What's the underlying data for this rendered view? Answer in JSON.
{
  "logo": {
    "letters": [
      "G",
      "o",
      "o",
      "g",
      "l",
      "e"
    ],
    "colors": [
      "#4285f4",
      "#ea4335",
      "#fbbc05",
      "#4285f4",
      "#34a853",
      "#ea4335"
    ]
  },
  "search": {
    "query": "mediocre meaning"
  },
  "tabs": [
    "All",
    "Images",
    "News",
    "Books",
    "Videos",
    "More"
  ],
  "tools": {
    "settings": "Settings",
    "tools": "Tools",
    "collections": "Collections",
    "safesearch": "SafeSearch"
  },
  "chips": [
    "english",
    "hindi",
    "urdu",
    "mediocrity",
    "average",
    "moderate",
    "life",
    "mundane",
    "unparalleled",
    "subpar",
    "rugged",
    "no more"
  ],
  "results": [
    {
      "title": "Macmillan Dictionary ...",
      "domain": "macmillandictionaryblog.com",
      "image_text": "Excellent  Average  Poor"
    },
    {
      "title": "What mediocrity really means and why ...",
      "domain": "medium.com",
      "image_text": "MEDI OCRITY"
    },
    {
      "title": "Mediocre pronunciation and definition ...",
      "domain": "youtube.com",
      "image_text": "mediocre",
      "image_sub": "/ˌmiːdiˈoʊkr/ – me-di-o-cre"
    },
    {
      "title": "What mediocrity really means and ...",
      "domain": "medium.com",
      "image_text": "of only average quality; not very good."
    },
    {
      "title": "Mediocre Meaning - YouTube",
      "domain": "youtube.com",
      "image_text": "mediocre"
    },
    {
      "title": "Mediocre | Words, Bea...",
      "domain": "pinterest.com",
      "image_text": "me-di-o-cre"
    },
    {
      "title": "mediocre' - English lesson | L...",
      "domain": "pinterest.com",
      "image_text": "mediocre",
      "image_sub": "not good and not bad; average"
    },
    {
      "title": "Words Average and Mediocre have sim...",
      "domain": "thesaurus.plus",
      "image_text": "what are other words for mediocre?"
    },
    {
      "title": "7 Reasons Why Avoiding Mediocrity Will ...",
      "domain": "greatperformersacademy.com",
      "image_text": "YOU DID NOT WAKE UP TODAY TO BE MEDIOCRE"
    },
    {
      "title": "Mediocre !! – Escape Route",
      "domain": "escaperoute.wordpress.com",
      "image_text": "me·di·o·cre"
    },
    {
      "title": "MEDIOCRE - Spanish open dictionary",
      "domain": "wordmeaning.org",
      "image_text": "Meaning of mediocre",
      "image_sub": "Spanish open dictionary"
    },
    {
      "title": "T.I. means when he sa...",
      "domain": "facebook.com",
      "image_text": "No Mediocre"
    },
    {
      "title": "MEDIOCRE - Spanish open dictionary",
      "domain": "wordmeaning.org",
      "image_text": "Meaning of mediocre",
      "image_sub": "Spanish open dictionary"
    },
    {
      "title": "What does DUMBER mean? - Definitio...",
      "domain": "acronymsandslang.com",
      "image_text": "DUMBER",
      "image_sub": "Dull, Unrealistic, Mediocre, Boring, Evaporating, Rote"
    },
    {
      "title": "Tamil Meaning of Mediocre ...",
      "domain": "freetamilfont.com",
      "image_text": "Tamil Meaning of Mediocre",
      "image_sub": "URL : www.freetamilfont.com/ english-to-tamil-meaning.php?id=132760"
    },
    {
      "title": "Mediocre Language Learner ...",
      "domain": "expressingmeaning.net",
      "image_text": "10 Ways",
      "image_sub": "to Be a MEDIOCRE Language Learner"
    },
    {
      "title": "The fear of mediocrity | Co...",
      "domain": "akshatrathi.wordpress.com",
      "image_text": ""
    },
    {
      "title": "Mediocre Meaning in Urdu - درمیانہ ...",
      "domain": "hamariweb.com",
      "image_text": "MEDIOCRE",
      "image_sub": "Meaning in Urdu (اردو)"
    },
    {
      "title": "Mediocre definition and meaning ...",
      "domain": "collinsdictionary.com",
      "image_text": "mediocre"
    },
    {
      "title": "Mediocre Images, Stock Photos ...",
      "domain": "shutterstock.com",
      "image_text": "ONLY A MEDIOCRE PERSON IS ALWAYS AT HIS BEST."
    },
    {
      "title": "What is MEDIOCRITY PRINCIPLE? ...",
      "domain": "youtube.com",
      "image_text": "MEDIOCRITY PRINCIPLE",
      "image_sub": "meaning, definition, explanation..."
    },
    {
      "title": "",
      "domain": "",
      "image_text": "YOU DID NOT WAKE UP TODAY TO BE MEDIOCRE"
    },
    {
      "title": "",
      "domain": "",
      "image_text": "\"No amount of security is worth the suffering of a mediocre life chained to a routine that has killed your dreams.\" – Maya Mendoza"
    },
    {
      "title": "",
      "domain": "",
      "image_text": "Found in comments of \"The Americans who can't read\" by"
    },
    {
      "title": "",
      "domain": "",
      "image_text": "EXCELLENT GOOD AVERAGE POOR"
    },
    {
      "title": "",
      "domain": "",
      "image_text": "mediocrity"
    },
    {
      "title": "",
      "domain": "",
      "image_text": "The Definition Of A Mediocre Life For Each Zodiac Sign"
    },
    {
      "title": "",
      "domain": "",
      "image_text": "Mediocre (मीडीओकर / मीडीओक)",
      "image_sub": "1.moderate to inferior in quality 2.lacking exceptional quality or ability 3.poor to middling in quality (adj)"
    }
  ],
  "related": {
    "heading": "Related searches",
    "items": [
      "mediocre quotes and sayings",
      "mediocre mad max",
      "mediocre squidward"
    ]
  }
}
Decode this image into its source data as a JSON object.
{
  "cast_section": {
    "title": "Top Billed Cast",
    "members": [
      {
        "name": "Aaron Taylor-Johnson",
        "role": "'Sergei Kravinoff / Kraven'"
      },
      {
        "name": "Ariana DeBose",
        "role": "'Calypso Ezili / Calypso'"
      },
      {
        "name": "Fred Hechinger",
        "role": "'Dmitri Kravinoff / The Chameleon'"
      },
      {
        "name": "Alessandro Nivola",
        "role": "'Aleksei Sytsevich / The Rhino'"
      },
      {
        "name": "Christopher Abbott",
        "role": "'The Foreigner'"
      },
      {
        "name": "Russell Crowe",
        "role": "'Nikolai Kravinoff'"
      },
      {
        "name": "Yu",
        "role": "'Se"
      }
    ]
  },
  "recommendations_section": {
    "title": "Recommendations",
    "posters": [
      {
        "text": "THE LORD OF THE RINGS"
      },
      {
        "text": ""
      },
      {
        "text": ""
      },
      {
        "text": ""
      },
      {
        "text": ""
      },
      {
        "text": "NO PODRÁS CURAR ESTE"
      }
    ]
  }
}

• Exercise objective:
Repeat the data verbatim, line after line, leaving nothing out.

• Answer box:
What's the underlying data for this rendered view? Answer in JSON.
{
  "logo": {
    "letters": [
      "G",
      "o",
      "o",
      "g",
      "l",
      "e"
    ],
    "colors": [
      "#4285f4",
      "#ea4335",
      "#fbbc05",
      "#4285f4",
      "#34a853",
      "#ea4335"
    ]
  },
  "search": {
    "query": "mediocre meaning"
  },
  "tabs": [
    "All",
    "Images",
    "News",
    "Books",
    "Videos",
    "More"
  ],
  "tools": {
    "settings": "Settings",
    "tools": "Tools",
    "collections": "Collections",
    "safesearch": "SafeSearch"
  },
  "chips": [
    "english",
    "hindi",
    "urdu",
    "mediocrity",
    "average",
    "moderate",
    "life",
    "mundane",
    "unparalleled",
    "subpar",
    "rugged",
    "no more"
  ],
  "results": [
    {
      "title": "Macmillan Dictionary ...",
      "domain": "macmillandictionaryblog.com",
      "image_text": "Excellent  Average  Poor"
    },
    {
      "title": "What mediocrity really means and why ...",
      "domain": "medium.com",
      "image_text": "MEDI OCRITY"
    },
    {
      "title": "Mediocre pronunciation and definition ...",
      "domain": "youtube.com",
      "image_text": "mediocre",
      "image_sub": "/ˌmiːdiˈoʊkr/ – me-di-o-cre"
    },
    {
      "title": "What mediocrity really means and ...",
      "domain": "medium.com",
      "image_text": "of only average quality; not very good."
    },
    {
      "title": "Mediocre Meaning - YouTube",
      "domain": "youtube.com",
      "image_text": "mediocre"
    },
    {
      "title": "Mediocre | Words, Bea...",
      "domain": "pinterest.com",
      "image_text": "me-di-o-cre"
    },
    {
      "title": "mediocre' - English lesson | L...",
      "domain": "pinterest.com",
      "image_text": "mediocre",
      "image_sub": "not good and not bad; average"
    },
    {
      "title": "Words Average and Mediocre have sim...",
      "domain": "thesaurus.plus",
      "image_text": "what are other words for mediocre?"
    },
    {
      "title": "7 Reasons Why Avoiding Mediocrity Will ...",
      "domain": "greatperformersacademy.com",
      "image_text": "YOU DID NOT WAKE UP TODAY TO BE MEDIOCRE"
    },
    {
      "title": "Mediocre !! – Escape Route",
      "domain": "escaperoute.wordpress.com",
      "image_text": "me·di·o·cre"
    },
    {
      "title": "MEDIOCRE - Spanish open dictionary",
      "domain": "wordmeaning.org",
      "image_text": "Meaning of mediocre",
      "image_sub": "Spanish open dictionary"
    },
    {
      "title": "T.I. means when he sa...",
      "domain": "facebook.com",
      "image_text": "No Mediocre"
    },
    {
      "title": "MEDIOCRE - Spanish open dictionary",
      "domain": "wordmeaning.org",
      "image_text": "Meaning of mediocre",
      "image_sub": "Spanish open dictionary"
    },
    {
      "title": "What does DUMBER mean? - Definitio...",
      "domain": "acronymsandslang.com",
      "image_text": "DUMBER",
      "image_sub": "Dull, Unrealistic, Mediocre, Boring, Evaporating, Rote"
    },
    {
      "title": "Tamil Meaning of Mediocre ...",
      "domain": "freetamilfont.com",
      "image_text": "Tamil Meaning of Mediocre",
      "image_sub": "URL : www.freetamilfont.com/ english-to-tamil-meaning.php?id=132760"
    },
    {
      "title": "Mediocre Language Learner ...",
      "domain": "expressingmeaning.net",
      "image_text": "10 Ways",
      "image_sub": "to Be a MEDIOCRE Language Learner"
    },
    {
      "title": "The fear of mediocrity | Co...",
      "domain": "akshatrathi.wordpress.com",
      "image_text": ""
    },
    {
      "title": "Mediocre Meaning in Urdu - درمیانہ ...",
      "domain": "hamariweb.com",
      "image_text": "MEDIOCRE",
      "image_sub": "Meaning in Urdu (اردو)"
    },
    {
      "title": "Mediocre definition and meaning ...",
      "domain": "collinsdictionary.com",
      "image_text": "mediocre"
    },
    {
      "title": "Mediocre Images, Stock Photos ...",
      "domain": "shutterstock.com",
      "image_text": "ONLY A MEDIOCRE PERSON IS ALWAYS AT HIS BEST."
    },
    {
      "title": "What is MEDIOCRITY PRINCIPLE? ...",
      "domain": "youtube.com",
      "image_text": "MEDIOCRITY PRINCIPLE",
      "image_sub": "meaning, definition, explanation..."
    },
    {
      "title": "",
      "domain": "",
      "image_text": "YOU DID NOT WAKE UP TODAY TO BE MEDIOCRE"
    },
    {
      "title": "",
      "domain": "",
      "image_text": "\"No amount of security is worth the suffering of a mediocre life chained to a routine that has killed your dreams.\" – Maya Mendoza"
    },
    {
      "title": "",
      "domain": "",
      "image_text": "Found in comments of \"The Americans who can't read\" by"
    },
    {
      "title": "",
      "domain": "",
      "image_text": "EXCELLENT GOOD AVERAGE POOR"
    },
    {
      "title": "",
      "domain": "",
      "image_text": "mediocrity"
    },
    {
      "title": "",
      "domain": "",
      "image_text": "The Definition Of A Mediocre Life For Each Zodiac Sign"
    },
    {
      "title": "",
      "domain": "",
      "image_text": "Mediocre (मीडीओकर / मीडीओक)",
      "image_sub": "1.moderate to inferior in quality 2.lacking exceptional quality or ability 3.poor to middling in quality (adj)"
    }
  ],
  "related": {
    "heading": "Related searches",
    "items": [
      "mediocre quotes and sayings",
      "mediocre mad max",
      "mediocre squidward"
    ]
  }
}
Decode this image into its source data as a JSON object.
{
  "cast_section": {
    "title": "Top Billed Cast",
    "members": [
      {
        "name": "Aaron Taylor-Johnson",
        "role": "'Sergei Kravinoff / Kraven'"
      },
      {
        "name": "Ariana DeBose",
        "role": "'Calypso Ezili / Calypso'"
      },
      {
        "name": "Fred Hechinger",
        "role": "'Dmitri Kravinoff / The Chameleon'"
      },
      {
        "name": "Alessandro Nivola",
        "role": "'Aleksei Sytsevich / The Rhino'"
      },
      {
        "name": "Christopher Abbott",
        "role": "'The Foreigner'"
      },
      {
        "name": "Russell Crowe",
        "role": "'Nikolai Kravinoff'"
      },
      {
        "name": "Yu",
        "role": "'Se"
      }
    ]
  },
  "recommendations_section": {
    "title": "Recommendations",
    "posters": [
      {
        "text": "THE LORD OF THE RINGS"
      },
      {
        "text": ""
      },
      {
        "text": ""
      },
      {
        "text": ""
      },
      {
        "text": ""
      },
      {
        "text": "NO PODRÁS CURAR ESTE"
      }
    ]
  }
}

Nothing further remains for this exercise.